"""
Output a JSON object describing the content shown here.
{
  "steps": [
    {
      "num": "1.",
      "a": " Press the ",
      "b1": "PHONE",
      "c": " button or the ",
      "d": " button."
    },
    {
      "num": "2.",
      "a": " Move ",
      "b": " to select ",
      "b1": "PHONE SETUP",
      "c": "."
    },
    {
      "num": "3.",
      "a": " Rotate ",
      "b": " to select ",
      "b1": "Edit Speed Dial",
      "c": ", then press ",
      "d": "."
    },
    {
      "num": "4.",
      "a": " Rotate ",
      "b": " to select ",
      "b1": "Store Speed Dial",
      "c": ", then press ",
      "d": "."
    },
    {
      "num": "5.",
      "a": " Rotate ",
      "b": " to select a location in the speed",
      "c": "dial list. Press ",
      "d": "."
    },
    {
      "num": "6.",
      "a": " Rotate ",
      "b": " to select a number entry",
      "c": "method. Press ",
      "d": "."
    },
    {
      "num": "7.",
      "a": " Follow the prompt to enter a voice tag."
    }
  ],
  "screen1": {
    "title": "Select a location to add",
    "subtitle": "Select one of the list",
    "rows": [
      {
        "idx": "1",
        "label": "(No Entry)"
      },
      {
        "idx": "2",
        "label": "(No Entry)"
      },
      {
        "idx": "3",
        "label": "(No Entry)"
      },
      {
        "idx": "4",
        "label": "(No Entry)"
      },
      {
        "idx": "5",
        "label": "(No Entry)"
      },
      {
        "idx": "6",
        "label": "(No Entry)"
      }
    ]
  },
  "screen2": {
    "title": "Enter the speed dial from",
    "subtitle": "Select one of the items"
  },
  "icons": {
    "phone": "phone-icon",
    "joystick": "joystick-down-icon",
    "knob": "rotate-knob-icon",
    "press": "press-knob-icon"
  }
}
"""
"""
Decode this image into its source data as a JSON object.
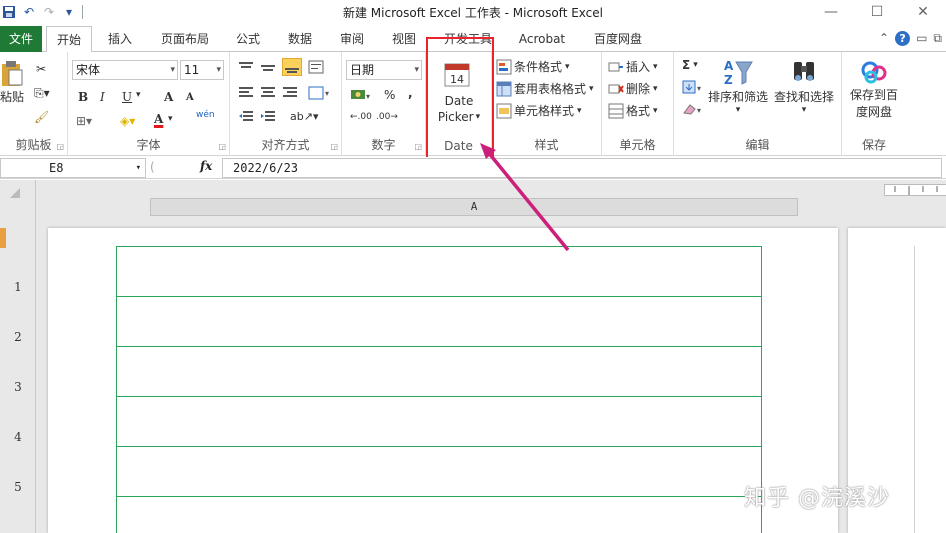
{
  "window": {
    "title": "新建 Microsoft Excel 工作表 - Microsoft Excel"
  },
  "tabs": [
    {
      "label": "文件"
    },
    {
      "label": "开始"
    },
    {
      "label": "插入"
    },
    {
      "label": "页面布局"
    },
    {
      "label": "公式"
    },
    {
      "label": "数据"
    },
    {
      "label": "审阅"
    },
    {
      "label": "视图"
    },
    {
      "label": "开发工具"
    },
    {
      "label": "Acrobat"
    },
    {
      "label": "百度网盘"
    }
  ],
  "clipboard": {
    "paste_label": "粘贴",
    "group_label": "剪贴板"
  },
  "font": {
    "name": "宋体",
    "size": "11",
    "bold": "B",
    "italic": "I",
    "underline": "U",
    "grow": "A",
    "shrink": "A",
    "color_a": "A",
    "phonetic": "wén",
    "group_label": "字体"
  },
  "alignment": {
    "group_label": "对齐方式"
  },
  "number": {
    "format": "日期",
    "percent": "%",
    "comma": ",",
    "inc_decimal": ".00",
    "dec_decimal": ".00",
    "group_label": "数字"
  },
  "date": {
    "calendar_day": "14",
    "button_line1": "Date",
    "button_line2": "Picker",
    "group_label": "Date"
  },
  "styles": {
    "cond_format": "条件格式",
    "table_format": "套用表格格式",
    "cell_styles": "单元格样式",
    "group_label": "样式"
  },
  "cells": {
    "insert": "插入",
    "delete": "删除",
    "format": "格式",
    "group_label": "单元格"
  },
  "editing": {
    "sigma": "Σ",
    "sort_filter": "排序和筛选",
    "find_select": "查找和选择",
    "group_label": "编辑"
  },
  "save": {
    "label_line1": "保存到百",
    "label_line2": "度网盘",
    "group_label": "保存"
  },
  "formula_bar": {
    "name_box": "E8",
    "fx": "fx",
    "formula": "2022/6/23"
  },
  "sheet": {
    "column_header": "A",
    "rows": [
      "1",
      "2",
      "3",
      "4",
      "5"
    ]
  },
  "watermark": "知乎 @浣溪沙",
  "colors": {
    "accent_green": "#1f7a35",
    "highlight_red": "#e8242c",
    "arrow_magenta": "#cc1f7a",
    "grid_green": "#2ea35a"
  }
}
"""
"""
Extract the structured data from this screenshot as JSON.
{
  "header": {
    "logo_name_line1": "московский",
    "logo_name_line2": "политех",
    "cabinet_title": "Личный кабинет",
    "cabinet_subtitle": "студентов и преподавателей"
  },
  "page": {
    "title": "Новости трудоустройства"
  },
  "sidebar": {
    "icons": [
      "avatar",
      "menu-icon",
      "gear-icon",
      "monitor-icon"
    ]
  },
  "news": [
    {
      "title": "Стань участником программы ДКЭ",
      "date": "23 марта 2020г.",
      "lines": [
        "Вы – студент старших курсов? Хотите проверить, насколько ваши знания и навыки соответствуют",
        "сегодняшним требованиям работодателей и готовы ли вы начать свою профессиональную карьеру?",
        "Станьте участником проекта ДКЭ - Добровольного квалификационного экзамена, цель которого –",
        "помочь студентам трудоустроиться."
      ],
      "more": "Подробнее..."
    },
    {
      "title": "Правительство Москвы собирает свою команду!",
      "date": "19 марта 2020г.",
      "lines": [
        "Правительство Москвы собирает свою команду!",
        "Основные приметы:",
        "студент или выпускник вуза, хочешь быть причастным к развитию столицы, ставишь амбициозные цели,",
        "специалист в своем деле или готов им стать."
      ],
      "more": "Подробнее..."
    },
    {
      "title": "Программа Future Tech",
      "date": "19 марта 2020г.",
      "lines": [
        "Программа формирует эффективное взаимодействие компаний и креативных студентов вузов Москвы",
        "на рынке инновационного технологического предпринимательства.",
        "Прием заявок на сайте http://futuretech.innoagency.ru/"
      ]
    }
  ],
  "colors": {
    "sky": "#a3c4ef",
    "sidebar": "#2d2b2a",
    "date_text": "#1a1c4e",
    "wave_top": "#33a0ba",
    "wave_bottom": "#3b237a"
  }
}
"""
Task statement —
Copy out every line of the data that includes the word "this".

Task result —
Decode this image into its source data as a JSON object.
Extract the structured data from this screenshot as JSON.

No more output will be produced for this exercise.